I like making bread. I didn’t use to. As a teenager taking A level Home Economics I had to make bread rolls every Monday to go with the three course lunch we had to cook. The recipes for the meal changed from week to week. The bread roll recipe stayed the same, week in week out! After two years my bread making skills had improved vastly, but my enthusiasm had disappeared completely. I got my A level but my bread making days were over…hurrah!
Apart from one disastrous attempt at making a loaf consisting of enough seeds and grain to feed half the bird population of Britain and which needed a crane to lift it, I have avoided baking anything with the word “yeast” in the list of ingredients.
Then, after watching an episode of Great British Bake Off, I got my bread making mojo back. If you are a fan of the programme, and surely everyone is, then you may recall the episode when the technical challenge was to make Paul Hollywood’s focaccia. Now here is a bread that is wetter than most doughs, and it was interesting to watch some contestants grappling with this and even adding extra flour. Big, big mistake! Paul’s steely blue eyes were on the look out at judging time for the perfect loaf with holes. Add more flour and those holes disappear!
Well, that did it. Being a wannabe GBBO contestant myself, (I have indeed been turned down twice. Their loss I say) I just had to see if I could bake a decent focaccia, and without further ado, I was off to Asda as quick as a flash and bought myself some strong bread flour and sachets of yeast.
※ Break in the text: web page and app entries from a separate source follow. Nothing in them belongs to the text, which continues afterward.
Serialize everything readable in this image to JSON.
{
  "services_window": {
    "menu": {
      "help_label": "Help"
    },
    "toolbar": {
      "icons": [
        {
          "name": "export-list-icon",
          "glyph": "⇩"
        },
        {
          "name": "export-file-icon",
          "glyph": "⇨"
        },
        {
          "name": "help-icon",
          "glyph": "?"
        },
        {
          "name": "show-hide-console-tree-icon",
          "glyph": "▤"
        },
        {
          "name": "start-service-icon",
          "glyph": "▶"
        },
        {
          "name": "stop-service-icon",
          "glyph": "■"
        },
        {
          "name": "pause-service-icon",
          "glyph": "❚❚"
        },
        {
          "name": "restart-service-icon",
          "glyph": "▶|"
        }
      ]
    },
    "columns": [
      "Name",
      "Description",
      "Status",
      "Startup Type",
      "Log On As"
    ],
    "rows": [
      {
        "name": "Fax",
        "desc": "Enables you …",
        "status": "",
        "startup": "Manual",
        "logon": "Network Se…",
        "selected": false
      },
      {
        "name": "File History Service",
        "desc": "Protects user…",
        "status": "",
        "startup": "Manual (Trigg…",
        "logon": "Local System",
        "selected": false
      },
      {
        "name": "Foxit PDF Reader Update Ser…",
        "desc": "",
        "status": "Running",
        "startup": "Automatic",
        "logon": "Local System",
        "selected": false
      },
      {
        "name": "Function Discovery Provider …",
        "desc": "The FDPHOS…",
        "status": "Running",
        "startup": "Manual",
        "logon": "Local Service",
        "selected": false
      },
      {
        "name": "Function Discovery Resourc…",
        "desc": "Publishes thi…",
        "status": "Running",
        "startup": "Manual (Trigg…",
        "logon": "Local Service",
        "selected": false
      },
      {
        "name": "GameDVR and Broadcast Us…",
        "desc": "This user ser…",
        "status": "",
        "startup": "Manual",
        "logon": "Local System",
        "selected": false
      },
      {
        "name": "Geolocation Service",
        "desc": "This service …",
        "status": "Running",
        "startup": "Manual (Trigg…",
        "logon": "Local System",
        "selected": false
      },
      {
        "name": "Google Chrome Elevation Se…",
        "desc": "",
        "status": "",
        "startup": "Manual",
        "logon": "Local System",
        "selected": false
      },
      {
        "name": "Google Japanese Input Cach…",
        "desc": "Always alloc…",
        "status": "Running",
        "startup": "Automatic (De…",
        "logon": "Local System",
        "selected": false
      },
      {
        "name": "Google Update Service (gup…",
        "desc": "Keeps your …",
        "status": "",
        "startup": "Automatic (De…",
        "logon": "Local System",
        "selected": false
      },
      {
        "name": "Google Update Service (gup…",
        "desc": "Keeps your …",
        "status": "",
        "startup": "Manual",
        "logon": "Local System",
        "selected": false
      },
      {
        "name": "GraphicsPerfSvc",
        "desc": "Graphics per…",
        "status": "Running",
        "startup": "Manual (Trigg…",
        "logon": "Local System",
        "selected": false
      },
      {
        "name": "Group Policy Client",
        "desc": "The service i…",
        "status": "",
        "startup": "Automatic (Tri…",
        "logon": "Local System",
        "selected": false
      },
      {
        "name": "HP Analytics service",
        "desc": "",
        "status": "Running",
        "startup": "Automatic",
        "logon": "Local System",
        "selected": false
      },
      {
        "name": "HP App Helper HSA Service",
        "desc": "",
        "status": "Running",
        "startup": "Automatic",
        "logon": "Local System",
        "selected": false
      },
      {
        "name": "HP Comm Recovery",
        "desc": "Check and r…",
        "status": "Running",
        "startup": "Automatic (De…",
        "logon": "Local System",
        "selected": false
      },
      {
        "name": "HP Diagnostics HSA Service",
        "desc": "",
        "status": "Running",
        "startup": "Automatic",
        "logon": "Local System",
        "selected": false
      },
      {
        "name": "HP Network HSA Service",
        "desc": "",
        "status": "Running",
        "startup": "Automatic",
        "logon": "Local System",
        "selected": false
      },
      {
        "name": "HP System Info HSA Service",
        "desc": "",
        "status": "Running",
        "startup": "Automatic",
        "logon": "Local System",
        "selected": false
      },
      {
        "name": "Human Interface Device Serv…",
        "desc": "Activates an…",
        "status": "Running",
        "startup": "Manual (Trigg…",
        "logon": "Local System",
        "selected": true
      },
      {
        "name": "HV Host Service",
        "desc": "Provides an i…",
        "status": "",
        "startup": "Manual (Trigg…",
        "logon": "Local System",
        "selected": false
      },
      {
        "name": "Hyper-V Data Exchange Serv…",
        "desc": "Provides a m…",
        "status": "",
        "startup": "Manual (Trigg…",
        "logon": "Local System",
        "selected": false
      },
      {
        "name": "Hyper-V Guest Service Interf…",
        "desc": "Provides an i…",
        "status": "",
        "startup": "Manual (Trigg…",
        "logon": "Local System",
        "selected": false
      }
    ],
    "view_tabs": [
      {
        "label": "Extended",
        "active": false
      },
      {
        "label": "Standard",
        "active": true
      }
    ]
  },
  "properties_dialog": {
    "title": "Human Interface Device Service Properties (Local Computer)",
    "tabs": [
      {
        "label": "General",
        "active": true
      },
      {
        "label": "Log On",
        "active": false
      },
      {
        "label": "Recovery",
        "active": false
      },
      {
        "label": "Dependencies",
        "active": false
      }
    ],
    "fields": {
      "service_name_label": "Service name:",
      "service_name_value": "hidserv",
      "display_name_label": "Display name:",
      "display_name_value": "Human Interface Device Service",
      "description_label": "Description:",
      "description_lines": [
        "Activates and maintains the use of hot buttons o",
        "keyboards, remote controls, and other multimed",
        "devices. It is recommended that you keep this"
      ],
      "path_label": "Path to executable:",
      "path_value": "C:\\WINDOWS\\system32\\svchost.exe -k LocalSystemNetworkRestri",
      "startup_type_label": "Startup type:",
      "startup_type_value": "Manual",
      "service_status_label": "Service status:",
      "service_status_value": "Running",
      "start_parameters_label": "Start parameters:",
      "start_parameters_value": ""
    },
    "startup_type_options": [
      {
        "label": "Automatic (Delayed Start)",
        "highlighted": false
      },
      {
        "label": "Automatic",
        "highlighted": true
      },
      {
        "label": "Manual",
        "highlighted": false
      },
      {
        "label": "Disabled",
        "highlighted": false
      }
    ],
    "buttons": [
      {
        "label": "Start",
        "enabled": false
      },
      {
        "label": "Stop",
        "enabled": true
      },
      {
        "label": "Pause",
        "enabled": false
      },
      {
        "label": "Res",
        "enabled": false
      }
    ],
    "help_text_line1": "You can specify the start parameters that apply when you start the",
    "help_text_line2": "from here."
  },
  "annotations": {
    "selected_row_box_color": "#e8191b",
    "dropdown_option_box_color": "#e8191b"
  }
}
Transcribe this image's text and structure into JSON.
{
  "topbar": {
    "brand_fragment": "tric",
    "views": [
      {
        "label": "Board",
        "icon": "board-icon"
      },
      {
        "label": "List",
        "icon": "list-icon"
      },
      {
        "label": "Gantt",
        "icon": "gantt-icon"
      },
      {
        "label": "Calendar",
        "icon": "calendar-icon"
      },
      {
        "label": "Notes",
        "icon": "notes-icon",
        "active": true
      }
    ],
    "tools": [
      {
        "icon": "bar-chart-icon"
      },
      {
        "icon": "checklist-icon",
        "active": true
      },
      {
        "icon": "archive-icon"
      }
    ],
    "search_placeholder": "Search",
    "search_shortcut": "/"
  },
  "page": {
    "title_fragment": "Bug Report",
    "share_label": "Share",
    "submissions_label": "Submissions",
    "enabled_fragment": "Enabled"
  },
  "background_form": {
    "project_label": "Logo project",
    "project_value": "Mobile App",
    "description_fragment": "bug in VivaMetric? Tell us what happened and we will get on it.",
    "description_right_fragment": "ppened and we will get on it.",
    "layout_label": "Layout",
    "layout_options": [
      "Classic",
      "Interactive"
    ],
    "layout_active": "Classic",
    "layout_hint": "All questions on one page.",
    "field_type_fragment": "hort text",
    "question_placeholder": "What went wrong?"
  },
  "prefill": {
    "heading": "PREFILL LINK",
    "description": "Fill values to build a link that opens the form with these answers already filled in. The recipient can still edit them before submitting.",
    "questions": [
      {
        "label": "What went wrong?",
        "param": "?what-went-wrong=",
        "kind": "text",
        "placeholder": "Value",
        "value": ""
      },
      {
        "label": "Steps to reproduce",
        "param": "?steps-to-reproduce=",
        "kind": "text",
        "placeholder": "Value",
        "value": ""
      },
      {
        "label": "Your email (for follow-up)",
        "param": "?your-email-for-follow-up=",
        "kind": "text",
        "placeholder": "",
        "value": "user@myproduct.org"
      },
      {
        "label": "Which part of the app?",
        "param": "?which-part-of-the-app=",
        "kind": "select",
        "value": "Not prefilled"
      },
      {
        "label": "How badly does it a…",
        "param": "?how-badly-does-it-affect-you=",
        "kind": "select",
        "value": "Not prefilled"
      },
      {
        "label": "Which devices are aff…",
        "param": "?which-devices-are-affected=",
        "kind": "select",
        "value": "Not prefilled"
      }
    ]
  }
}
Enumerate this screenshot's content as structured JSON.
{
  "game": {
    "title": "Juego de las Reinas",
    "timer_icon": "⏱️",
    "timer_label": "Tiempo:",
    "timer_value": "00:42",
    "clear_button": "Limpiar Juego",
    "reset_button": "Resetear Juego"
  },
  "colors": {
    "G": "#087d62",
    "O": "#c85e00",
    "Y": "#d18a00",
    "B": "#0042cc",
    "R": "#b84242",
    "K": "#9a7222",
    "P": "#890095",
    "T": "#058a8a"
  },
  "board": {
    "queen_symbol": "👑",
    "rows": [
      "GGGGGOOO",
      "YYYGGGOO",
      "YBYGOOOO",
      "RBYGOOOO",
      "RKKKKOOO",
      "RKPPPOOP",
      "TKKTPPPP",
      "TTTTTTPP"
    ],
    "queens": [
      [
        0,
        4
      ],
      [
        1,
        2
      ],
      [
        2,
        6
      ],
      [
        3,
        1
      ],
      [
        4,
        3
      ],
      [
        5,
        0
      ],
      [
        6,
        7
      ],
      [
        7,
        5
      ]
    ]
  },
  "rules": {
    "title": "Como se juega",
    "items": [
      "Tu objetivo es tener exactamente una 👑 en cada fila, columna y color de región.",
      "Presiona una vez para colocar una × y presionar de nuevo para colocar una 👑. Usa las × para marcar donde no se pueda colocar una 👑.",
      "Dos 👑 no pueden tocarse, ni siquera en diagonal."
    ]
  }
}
That first loaf tasted good, but wasn’t focaccia due to its lack of holes. So I kept practicing, ditched the Hollywood recipe as it just didn’t seem to work, tried others with some success, and finally found my perfect recipe in Brilliant Bread by James Morton who you might remember as that lovely Scottish lad who wore fabulous Fair Isle tank tops on GBBO 3. Such an easy recipe, works every time and you don’t even get your work top messy as the kneading is done in the bowl! It pains me to blow my own trumpet, but I think I make pretty amazing focaccia. Of course mine isn’t a patch on that of an artisan bakers, but according to my family its better than what you can buy in the shops.My focaccia is soft on the inside with a salty crust and always drizzled before and after baking with olive oil..yum!
So, now I love making bread or anything yeasted. There’s something very satisfying about working with yeasted dough.I love the pulling and stretching of kneading it..so satisfying…and watching the chemistry working as it rises. Who can resist the smell of baking bread, biting into a cinnamon whirl, a fresh doughnut covered in sugar and with a surprise filling of strawberry jam.
Last year I was lucky to get opportunity to attend a bread making course ran by Duncan Glendinning at The Thoughtful Bread Company in Bath. The course was aimed for beginners or those with some bread making knowledge already. I had an amazing day, learnt lots of tips and techniques and came away loaded down with the goodies I’d baked. I can really recommend attending one of his courses. They are great fun and you’ll inherit some of Duncan’s passion for “real” bread.
I’m no Duncan Glendinning (not nearly as good-looking, nor do I have a beard) and am no way qualified in teaching the skill of bread making, but I do enjoy sharing my enthusiasm with others, so yesterday I opened my pretend “Brigitte’s Baking School” and invited my lovely WI friends to come and make focaccia. What fun I had getting everything ready. Everyone had a workstation complete with ingredients, equipment and recipe. I baked biscuits to enjoy with morning coffee and planned a light but delicious lunch. The day was a great success, everyone had a fab time and went home with the focaccia that they’d made complete with holes….yay, success all round! I’d love to do it again. Try different recipes, techniques etc. But will we make bread rolls? Maybe it’s time to give them another go!